Another notable feature of Ubuntu is its encouragement of sub-communities. Although the basic Ubuntu distribution uses the GNOME desktop, Kubuntu uses the KDE desktop, and Xubuntu the Xfce desktop. Other variations are Edubuntu, which features educational tools, and the upcoming Gobuntu, which uses only free software.
Until recently, Ubuntu has faced little criticism. However, in the last year, some free software users have complained about the use of non-free drivers in one or two releases, while others have voiced concerns about the increasing move towards commercialization of the distribution. As well, after a promising start, Ubuntu's rate of innovation seems to be slowing in recent releases. Yet, overall, Ubuntu remains a widely used distribution. In the last year, it has even become the source of its own spinoff distributions, including Linspire, and, for one release, MEPIS.

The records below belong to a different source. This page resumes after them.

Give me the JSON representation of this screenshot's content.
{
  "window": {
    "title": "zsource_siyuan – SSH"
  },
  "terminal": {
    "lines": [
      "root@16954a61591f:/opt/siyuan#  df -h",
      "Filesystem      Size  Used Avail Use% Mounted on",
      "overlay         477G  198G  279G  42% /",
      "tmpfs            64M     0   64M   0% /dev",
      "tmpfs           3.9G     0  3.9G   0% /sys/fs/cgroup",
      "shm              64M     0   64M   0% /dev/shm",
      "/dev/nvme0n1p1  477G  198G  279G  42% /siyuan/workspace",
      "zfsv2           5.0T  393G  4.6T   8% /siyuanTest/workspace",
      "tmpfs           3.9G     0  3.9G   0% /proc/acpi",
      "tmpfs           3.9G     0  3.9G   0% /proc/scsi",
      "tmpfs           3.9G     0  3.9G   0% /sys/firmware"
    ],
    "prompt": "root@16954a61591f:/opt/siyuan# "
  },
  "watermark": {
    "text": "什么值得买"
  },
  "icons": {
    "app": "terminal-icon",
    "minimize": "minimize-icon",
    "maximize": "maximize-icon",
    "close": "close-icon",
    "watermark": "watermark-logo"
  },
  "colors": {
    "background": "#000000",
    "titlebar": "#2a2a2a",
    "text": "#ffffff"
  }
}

This list could easily continue, with mention of such distros as Damn Small Linux, Frugalware, K12LTSP, Knoppix, and others. Each of these distributions has its own claim for being influential, but, beyond the seven detailed, agreement about which ones ought to be included would be less unanimous.
However, if you wanted a summary of GNU/Linux's to this point, then the development of these seven distributions would be a better starting point than most. Only some of the earliest history concerning such extinct distros such as Yggdrasil, would be missing.
As for the future -- who can say? Already, several of these seven are important less for themselves than for the traditions they have started. And, just in case anyone starts thinking that the selection of distributions is becoming settled, remember that nobody predicted the rise of Ubuntu. Admittedly, Ubuntu had several advantages from the start, but, given the unpredictability of free software, perhaps a new distribution with an influential new philosophy and toolbox is being readied as you read.